No. In Ohio, Possession of less than 100 grams of marijuana has been decriminalized, meaning that a conviction for possession of marijuana does not result in a criminal record.
So, if someone asks if you have ever been convicted of a crime, you can legally tell them “no.” However, possession of marijuana carries up to a $150 fine and a mandatory 6-month license suspension, so there are serious consequences to getting caught with marijuana in the state of Ohio.
If you or someone you know have questions regarding Ohio’s drug and alcohol laws, feel free to call Dayton Criminal Lawyer Patrick Mulligan at 937-228-9790 for answers to any of your questions.
Yes. The Federal Wiretap Act and its Ohio counterpart require the police to obtain a wiretap warrant before listening to your phone conversations.
The warrant must be supported by a probable cause as well as a showing of necessity, meaning that the police have exhausted all other investigative methods. There are also restrictions on how long they can listen to your conversations if criminal activity is not being discussed.

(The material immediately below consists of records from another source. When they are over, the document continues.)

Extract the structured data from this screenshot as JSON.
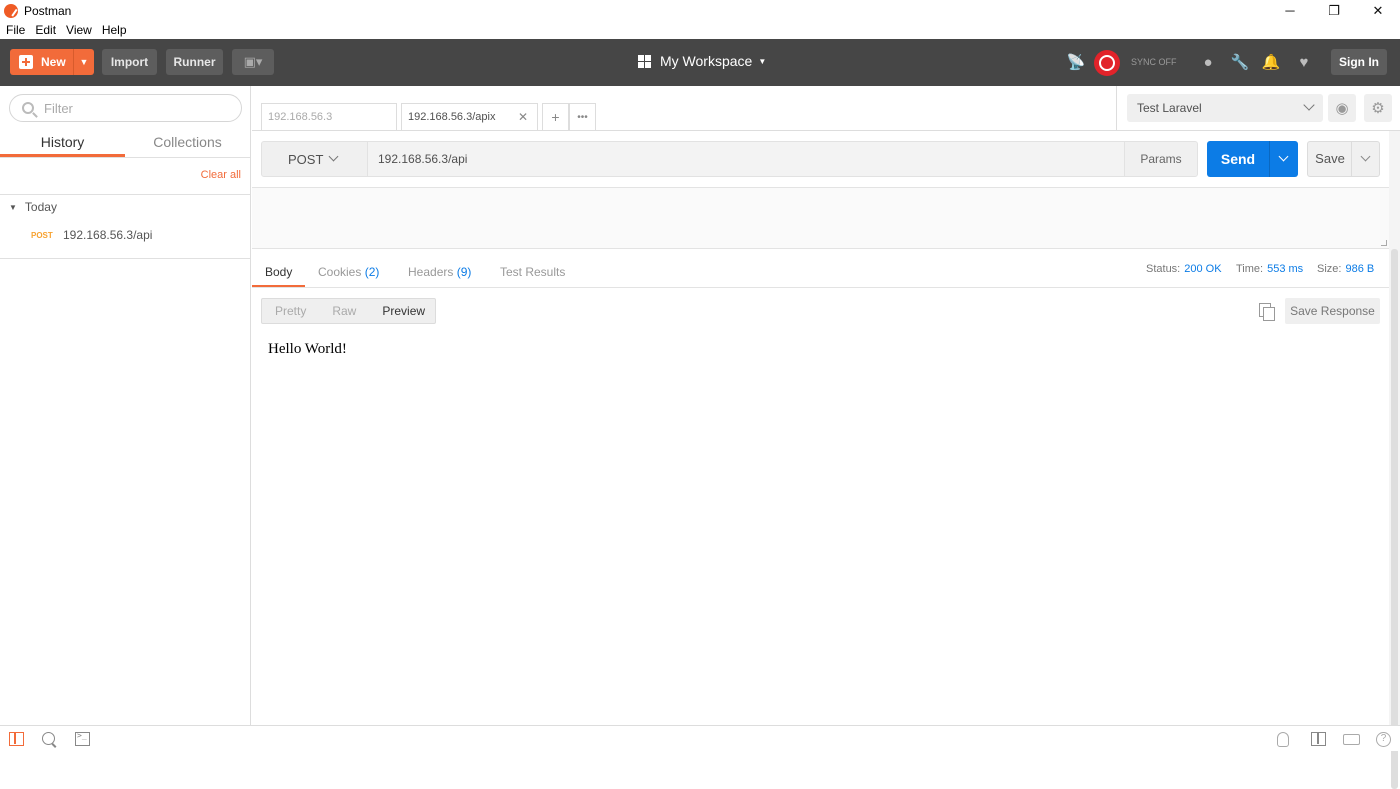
{
  "window": {
    "title": "Postman",
    "controls": {
      "minimize": "─",
      "maximize": "❐",
      "close": "✕"
    }
  },
  "menu": [
    "File",
    "Edit",
    "View",
    "Help"
  ],
  "header": {
    "new_label": "New",
    "import_label": "Import",
    "runner_label": "Runner",
    "workspace_label": "My Workspace",
    "sync_label": "SYNC OFF",
    "signin_label": "Sign In"
  },
  "sidebar": {
    "filter_placeholder": "Filter",
    "tabs": [
      "History",
      "Collections"
    ],
    "active_tab": "History",
    "clear_all": "Clear all",
    "group_label": "Today",
    "history": [
      {
        "method": "POST",
        "url": "192.168.56.3/api"
      }
    ]
  },
  "tabs": [
    {
      "label": "192.168.56.3",
      "active": false
    },
    {
      "label": "192.168.56.3/apix",
      "active": true,
      "close": "✕"
    }
  ],
  "tab_controls": {
    "add": "+",
    "more": "•••"
  },
  "environment": {
    "selected": "Test Laravel"
  },
  "request": {
    "method": "POST",
    "url": "192.168.56.3/api",
    "params_label": "Params",
    "send_label": "Send",
    "save_label": "Save"
  },
  "response": {
    "tabs": [
      {
        "label": "Body",
        "count": "",
        "active": true
      },
      {
        "label": "Cookies",
        "count": "(2)",
        "active": false
      },
      {
        "label": "Headers",
        "count": "(9)",
        "active": false
      },
      {
        "label": "Test Results",
        "count": "",
        "active": false
      }
    ],
    "status_label": "Status:",
    "status_value": "200 OK",
    "time_label": "Time:",
    "time_value": "553 ms",
    "size_label": "Size:",
    "size_value": "986 B",
    "formats": [
      "Pretty",
      "Raw",
      "Preview"
    ],
    "active_format": "Preview",
    "save_response_label": "Save Response",
    "body_text": "Hello World!"
  },
  "colors": {
    "accent": "#f26b3a",
    "send": "#0c7ce6",
    "header_bg": "#464646",
    "method_post": "#f7a230",
    "sync": "#e2232a"
  }
}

If you have questions regarding any types of police procedures, call experienced Criminal Lawyer Patrick Mulligan at 937-228-9790 for a free consultation.
Yes, in most situations. There are, however, some exceptions.
In order to search your home, the police are required to obtain a warrant signed by a judge unless you or a person who lives in the home consent to the search. One other exception is if exigent circumstances, meaning an emergency, make obtaining a warrant impractical.
If you or someone you know have questions regarding police search warrants, contact Dayton Criminal lawyer Patrick Mulligan at 1-937-228-9790 for a complimentary consultation.
Yes. You are always entitled to refuse to consent to the police searching your house and demand that they produce a search warrant. If they do produce a valid search warrant, however, they are entitled to search your house without your consent.
If you have any questions regarding your legal rights, contact the Law Office of Patrick Mulligan at 1-937-228-9790 for a free conversation.